→ Provided material
━━━
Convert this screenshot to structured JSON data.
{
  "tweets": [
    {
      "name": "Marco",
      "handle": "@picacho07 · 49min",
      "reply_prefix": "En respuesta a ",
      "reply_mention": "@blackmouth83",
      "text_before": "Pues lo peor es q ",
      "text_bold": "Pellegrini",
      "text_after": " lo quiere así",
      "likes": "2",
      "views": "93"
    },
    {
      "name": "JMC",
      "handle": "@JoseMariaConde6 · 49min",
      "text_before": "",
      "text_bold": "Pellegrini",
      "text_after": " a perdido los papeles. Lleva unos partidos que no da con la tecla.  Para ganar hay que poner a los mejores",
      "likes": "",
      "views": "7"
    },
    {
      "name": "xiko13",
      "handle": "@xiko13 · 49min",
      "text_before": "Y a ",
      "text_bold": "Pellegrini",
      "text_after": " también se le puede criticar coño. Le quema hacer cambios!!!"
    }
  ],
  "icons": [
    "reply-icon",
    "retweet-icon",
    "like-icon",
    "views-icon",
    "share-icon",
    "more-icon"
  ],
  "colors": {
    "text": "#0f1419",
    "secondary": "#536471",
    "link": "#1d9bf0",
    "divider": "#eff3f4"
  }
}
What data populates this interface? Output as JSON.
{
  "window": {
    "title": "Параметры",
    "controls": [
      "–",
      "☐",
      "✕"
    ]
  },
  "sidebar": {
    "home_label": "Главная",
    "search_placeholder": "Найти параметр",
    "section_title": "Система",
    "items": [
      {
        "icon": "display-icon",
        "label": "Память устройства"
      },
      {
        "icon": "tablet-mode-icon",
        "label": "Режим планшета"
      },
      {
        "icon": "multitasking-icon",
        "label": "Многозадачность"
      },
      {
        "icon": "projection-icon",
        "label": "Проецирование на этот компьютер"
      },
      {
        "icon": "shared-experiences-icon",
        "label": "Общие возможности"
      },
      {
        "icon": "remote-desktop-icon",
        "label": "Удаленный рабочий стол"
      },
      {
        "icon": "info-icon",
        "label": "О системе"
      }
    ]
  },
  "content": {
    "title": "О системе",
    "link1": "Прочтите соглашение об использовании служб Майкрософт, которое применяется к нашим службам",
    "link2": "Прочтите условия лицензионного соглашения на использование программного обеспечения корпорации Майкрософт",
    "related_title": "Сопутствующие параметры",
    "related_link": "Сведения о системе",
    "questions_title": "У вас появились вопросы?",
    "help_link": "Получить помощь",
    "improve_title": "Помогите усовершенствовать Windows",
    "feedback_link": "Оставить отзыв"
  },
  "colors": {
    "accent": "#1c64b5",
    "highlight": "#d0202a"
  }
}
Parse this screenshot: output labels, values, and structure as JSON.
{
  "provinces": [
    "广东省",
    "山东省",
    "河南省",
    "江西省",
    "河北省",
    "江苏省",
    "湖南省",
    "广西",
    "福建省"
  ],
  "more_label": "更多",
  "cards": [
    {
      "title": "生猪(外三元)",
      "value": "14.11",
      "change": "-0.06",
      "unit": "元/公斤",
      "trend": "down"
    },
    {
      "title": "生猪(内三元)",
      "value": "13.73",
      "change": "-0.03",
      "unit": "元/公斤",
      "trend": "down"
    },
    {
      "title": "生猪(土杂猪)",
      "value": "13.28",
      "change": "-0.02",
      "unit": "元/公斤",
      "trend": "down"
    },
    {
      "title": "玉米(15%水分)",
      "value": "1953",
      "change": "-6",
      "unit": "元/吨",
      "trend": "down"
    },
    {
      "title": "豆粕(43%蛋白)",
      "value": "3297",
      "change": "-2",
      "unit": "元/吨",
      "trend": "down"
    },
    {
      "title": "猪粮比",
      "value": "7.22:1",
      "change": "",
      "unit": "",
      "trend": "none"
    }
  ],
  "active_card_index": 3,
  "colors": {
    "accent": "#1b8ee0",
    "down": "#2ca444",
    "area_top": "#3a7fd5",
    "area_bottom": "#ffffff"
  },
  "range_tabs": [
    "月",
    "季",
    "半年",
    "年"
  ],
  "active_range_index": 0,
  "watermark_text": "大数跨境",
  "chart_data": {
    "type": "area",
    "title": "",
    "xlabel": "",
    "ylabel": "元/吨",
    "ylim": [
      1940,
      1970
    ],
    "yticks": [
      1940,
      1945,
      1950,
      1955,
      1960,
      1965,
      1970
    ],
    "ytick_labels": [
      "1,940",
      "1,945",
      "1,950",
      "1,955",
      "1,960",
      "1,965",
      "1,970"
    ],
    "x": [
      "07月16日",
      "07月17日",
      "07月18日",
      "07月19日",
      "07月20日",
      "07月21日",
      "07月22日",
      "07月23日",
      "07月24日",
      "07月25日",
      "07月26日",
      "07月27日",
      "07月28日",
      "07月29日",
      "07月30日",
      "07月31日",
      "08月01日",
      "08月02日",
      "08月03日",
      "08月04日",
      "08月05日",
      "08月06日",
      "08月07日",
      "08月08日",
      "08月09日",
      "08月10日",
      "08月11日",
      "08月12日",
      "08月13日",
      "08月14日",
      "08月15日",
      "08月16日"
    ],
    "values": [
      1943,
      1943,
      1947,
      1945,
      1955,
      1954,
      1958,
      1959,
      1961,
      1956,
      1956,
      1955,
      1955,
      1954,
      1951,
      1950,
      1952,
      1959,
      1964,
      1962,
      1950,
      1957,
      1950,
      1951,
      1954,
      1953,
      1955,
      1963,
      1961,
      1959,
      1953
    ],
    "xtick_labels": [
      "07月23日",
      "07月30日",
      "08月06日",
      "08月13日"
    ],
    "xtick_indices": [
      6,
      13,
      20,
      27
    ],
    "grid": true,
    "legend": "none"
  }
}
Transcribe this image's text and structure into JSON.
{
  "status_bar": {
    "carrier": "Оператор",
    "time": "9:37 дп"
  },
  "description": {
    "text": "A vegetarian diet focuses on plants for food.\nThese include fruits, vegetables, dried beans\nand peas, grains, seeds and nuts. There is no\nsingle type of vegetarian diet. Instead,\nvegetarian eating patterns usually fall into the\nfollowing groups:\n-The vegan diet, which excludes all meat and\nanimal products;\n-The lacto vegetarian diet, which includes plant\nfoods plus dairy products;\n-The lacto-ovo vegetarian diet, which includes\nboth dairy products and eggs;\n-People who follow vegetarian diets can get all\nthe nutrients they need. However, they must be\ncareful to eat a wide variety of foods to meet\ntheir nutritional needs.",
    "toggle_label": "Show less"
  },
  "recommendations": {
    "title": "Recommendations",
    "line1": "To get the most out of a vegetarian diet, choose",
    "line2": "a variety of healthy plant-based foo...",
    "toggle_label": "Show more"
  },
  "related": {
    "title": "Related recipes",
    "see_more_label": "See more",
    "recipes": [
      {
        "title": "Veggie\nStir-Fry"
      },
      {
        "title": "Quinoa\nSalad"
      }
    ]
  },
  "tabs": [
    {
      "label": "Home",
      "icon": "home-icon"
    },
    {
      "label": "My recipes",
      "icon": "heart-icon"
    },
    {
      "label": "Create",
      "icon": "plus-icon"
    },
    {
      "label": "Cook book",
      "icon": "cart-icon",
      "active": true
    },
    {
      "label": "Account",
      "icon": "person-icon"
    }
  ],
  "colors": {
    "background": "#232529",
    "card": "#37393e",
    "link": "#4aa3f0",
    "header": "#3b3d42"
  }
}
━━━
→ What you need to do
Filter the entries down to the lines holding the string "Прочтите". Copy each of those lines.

→ Result for this task
    "link1": "Прочтите соглашение об использовании служб Майкрософт, которое применяется к нашим службам",
    "link2": "Прочтите условия лицензионного соглашения на использование программного обеспечения корпорации Майкрософт",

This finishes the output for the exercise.